One of his major tasks is to share the investor group's vision. To do that, he's become a master of show and tell. "It's always easier for people to get it when they can see it," he says. Reclaiming Urban Spaces
There wasn't much to show at first. In fact, crews had to come in and whack down the weeds, clean up broken glass and cart away the stacks of shipping cartons before you could even see the water.
Some people might find it daunting to build excitement about resurgence of a "tough" neighborhood, let alone bring groups of people by for a visit. But Booth seems to have taken a tip or two from real estate agents specializing in "staging" their multimillion dollar homes.
His office is now in a corner of a cavernous 1910-era brick building on the property that once housed the TECO Trolley Barn and later, Tampa Armature Works, a heavy industrial manufacturer of motors.
Now there's Blue Moon on tap behind an enormous bar Booth has made out of old wood reclaimed from the building's second floor. A wine cellar is set up in what was once a walk-in safe for the trolley line. "Come on down for a visit to Darren's wine bar," he jokes.
In the fall, he offered the building for a charity fundraiser, hired a jazz band and set up an 18-hole put-put golf course just outside his office. "It was something people didn't expect and they loved it," says Booth.
Come on a Friday afternoon around 4:30 p.m. and he'll have you climb aboard Capt. Cliff Conatser's river taxi, a 38-foot Carolina Skiff that stops at the Heights to pick up passengers for a happy hour cruise down the Hillsborough River.
It's entertaining, but also the perfect opportunity for Booth to describe the project and show how accessible everything will be to downtown high-rise office buildings, art museums and the performing arts center.
Back at the docks he points out the mint for Mojitos; tomatoes for salsa and hot peppers he's growing in backyard containers. It's quirky and fun, and gets a chuckle. But Booth is making a point here, too. He says he's experimenting and laying the groundwork for the future when young, hip professionals moving to the Heights will have urban gardens on their patios or rooftops.
"It's all part of the sustainable lifestyle we're creating here," says Booth. "We're envisioning terraced green rooftops for both homes and offices."Planting Green RootsThe Beck Group

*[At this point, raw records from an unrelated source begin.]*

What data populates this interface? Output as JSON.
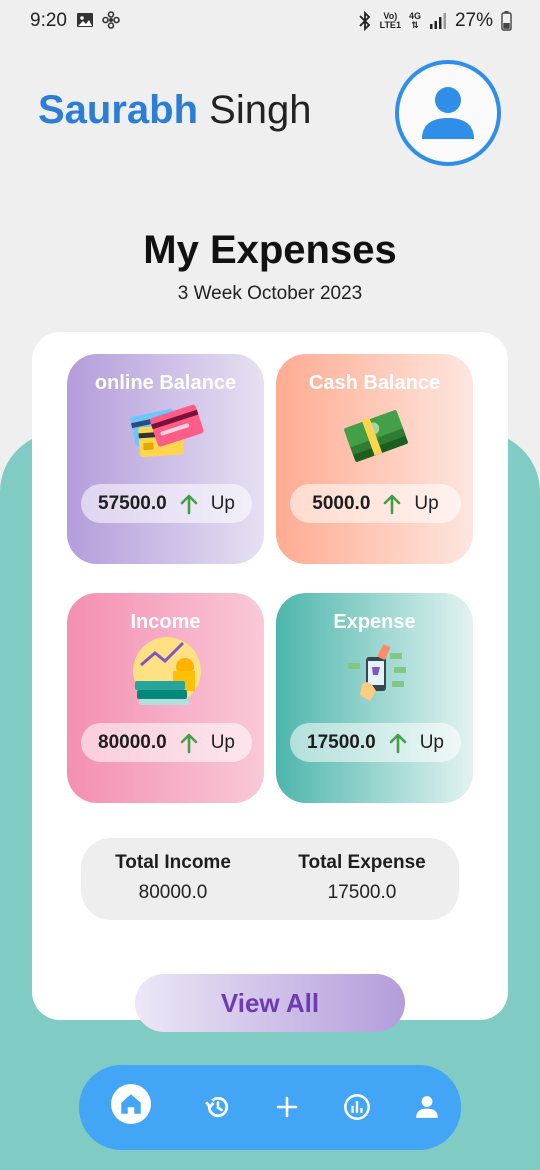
{
  "status_bar": {
    "time": "9:20",
    "network_top": "Vo)",
    "network_bottom": "LTE1",
    "network_type": "4G",
    "battery": "27%"
  },
  "header": {
    "first_name": "Saurabh",
    "last_name": "Singh",
    "avatar_icon": "person-icon"
  },
  "page": {
    "title": "My Expenses",
    "subtitle": "3 Week October 2023"
  },
  "tiles": [
    {
      "title": "online Balance",
      "value": "57500.0",
      "trend": "Up",
      "image": "credit-cards-illustration"
    },
    {
      "title": "Cash Balance",
      "value": "5000.0",
      "trend": "Up",
      "image": "cash-stack-illustration"
    },
    {
      "title": "Income",
      "value": "80000.0",
      "trend": "Up",
      "image": "coins-growth-illustration"
    },
    {
      "title": "Expense",
      "value": "17500.0",
      "trend": "Up",
      "image": "mobile-shopping-illustration"
    }
  ],
  "totals": {
    "income_label": "Total Income",
    "income_value": "80000.0",
    "expense_label": "Total Expense",
    "expense_value": "17500.0"
  },
  "view_all_label": "View All",
  "nav": [
    "home-icon",
    "history-icon",
    "plus-icon",
    "chart-icon",
    "profile-icon"
  ],
  "colors": {
    "accent_blue": "#2a7fd4",
    "nav_blue": "#42a5f5",
    "teal": "#80cbc4",
    "trend_green": "#43a047",
    "view_all_text": "#6f3bb3"
  }
}
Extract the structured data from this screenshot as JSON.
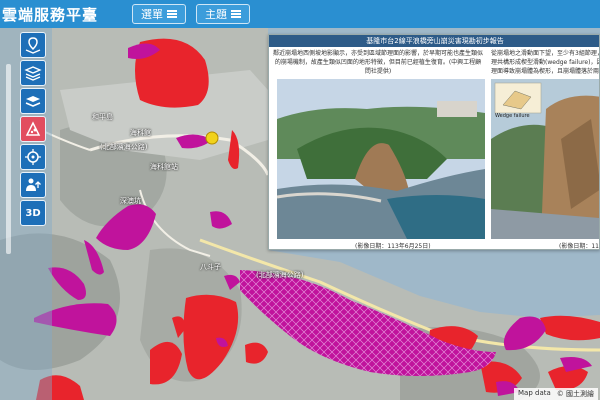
{
  "app": {
    "title": "雲端服務平臺",
    "menu_label": "選單",
    "topic_label": "主題"
  },
  "sidebar": {
    "tools": [
      {
        "icon": "map-pin-layers-icon"
      },
      {
        "icon": "map-layers-icon"
      },
      {
        "icon": "layers-stack-icon"
      },
      {
        "icon": "rockfall-hazard-icon",
        "active": true
      },
      {
        "icon": "location-target-icon"
      },
      {
        "icon": "person-upload-icon"
      },
      {
        "icon": "3d-view-icon",
        "label": "3D"
      }
    ]
  },
  "report": {
    "title": "基隆市台2線平浪橋旁山崩災害現勘初步報告",
    "desc_left": "鄰近崩塌地西側坡地影顯示，亦受到區域節理面的影響，於早期可能也產生類似的崩場機制，故產生類似凹面的地形特徵，但目前已經植生復育。(中興工程顧問社提供)",
    "desc_right": "從崩塌地之滑動面下望，至少有3組節理，且各節理共構形成楔型滑動(wedge failure)，因2組節理面導致崩塌體為楔形，且崩塌體落於兩線道路",
    "caption_left": "(影像日期：113年6月25日)",
    "caption_right": "(影像日期：113年",
    "wedge_label": "Wedge failure"
  },
  "map_labels": {
    "road": "中山一路",
    "bridge": "平浪橋",
    "road_a": "(北部濱海公路)",
    "village": "和平島",
    "school": "長潭國小",
    "park": "海科館",
    "coast": "八斗子漁港",
    "highway": "台2線",
    "hill": "深澳坑",
    "station": "海科館站",
    "road_b": "北寧路",
    "area": "八斗子",
    "trail": "(北部濱海公路)"
  },
  "attribution": {
    "map_data": "Map data",
    "source": "© 國土測繪"
  },
  "colors": {
    "topbar": "#2a8fd1",
    "hazard_red": "#e8242c",
    "hazard_magenta": "#c0139c",
    "sea": "#9fb8c9",
    "report_header": "#2d5b88"
  }
}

is already one step ahead of the game. The Tampa-based commercial architecture, construction and development firm has designed the community's first commercial office building. And when it's completed in early 2010, it will feature a third-floor conference room opening out to rooftop gardens and a large covered deck for entertaining.

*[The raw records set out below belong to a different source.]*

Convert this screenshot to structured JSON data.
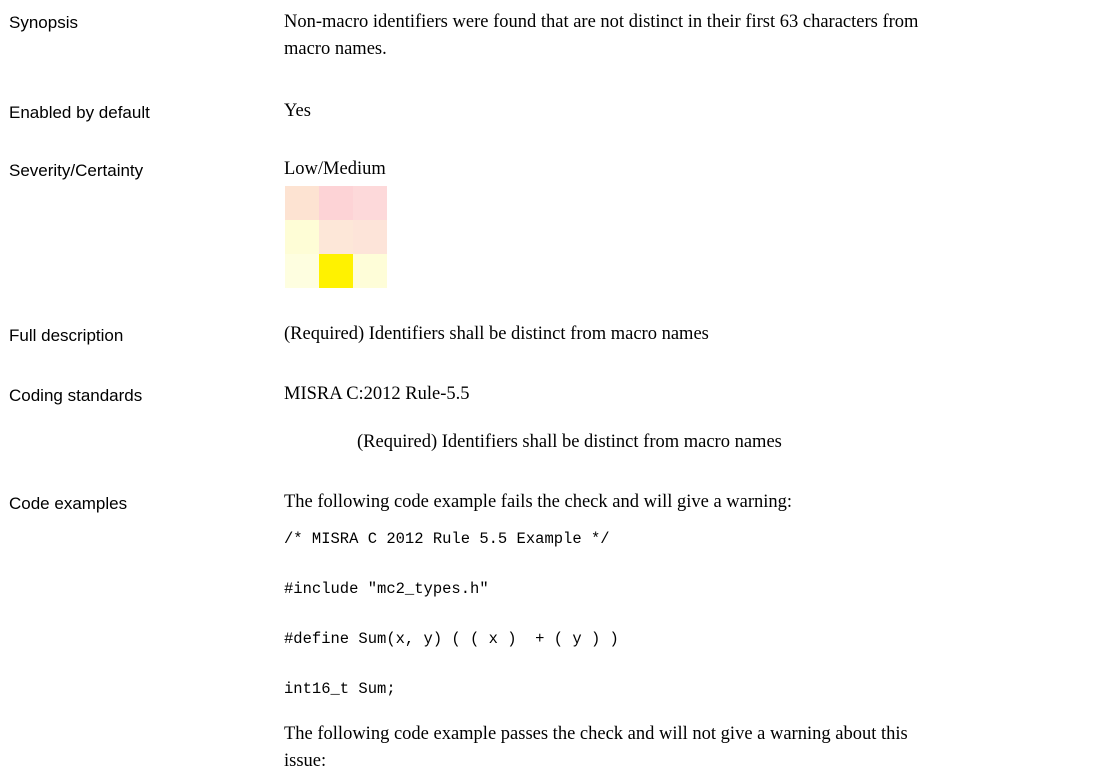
{
  "rows": {
    "synopsis": {
      "label": "Synopsis",
      "line1": "Non-macro identifiers were found that are not distinct in their first 63 characters from",
      "line2": "macro names."
    },
    "enabled": {
      "label": "Enabled by default",
      "value": "Yes"
    },
    "severity": {
      "label": "Severity/Certainty",
      "value": "Low/Medium",
      "matrix_colors": [
        [
          "#fde3d2",
          "#fdd3d6",
          "#fdd9da"
        ],
        [
          "#fefdd6",
          "#fde7d8",
          "#fde4d9"
        ],
        [
          "#fefee0",
          "#fff200",
          "#fefdd8"
        ]
      ]
    },
    "full_description": {
      "label": "Full description",
      "value": "(Required) Identifiers shall be distinct from macro names"
    },
    "coding_standards": {
      "label": "Coding standards",
      "standard": "MISRA C:2012 Rule-5.5",
      "detail": "(Required) Identifiers shall be distinct from macro names"
    },
    "code_examples": {
      "label": "Code examples",
      "fail_intro": "The following code example fails the check and will give a warning:",
      "code": [
        "/* MISRA C 2012 Rule 5.5 Example */",
        "#include \"mc2_types.h\"",
        "#define Sum(x, y) ( ( x )  + ( y ) )",
        "int16_t Sum;"
      ],
      "pass_intro_line1": "The following code example passes the check and will not give a warning about this",
      "pass_intro_line2": "issue:"
    }
  }
}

"The roof on each side of the deck will be planted with a groundcover called Golden Moss," says Eric Kreher, principal architect for the Beck Group. "It will greatly decrease the heat load of the building and provide a landscape appearance to the deck."
The garden is just one of many green features of the new building. There are solar panels, ultra-low flow plumbing fixtures, lighting systems with daylight and motion sensors and sun shades on southern windows. Kreher expects that the aluminum trellis and shade cloth material on the desk will help significantly reduce solar heat gain.
Beck's new building is just one piece of the puzzle for the riverfront neighborhood. Retail is expected to be next, followed by residential. Discussion is also underway with the University of South Florida about establishing a satellite center there for the training of physicians in robotic surgery.
Eventually, Booth's office in the old trolley barn and a second historic building on site, the 1907-Water Works pumping station, will be restored and incorporated into the design for the new community. "We're taking it step by step," says Booth. Janan Talafer is a St. Petersburg-based freelance writer with a passion for swing dancing, tropical gardening and collecting shells. She shares a home office with her faithful cat Milo and dog Bear. Comments? Contact 83 Degrees.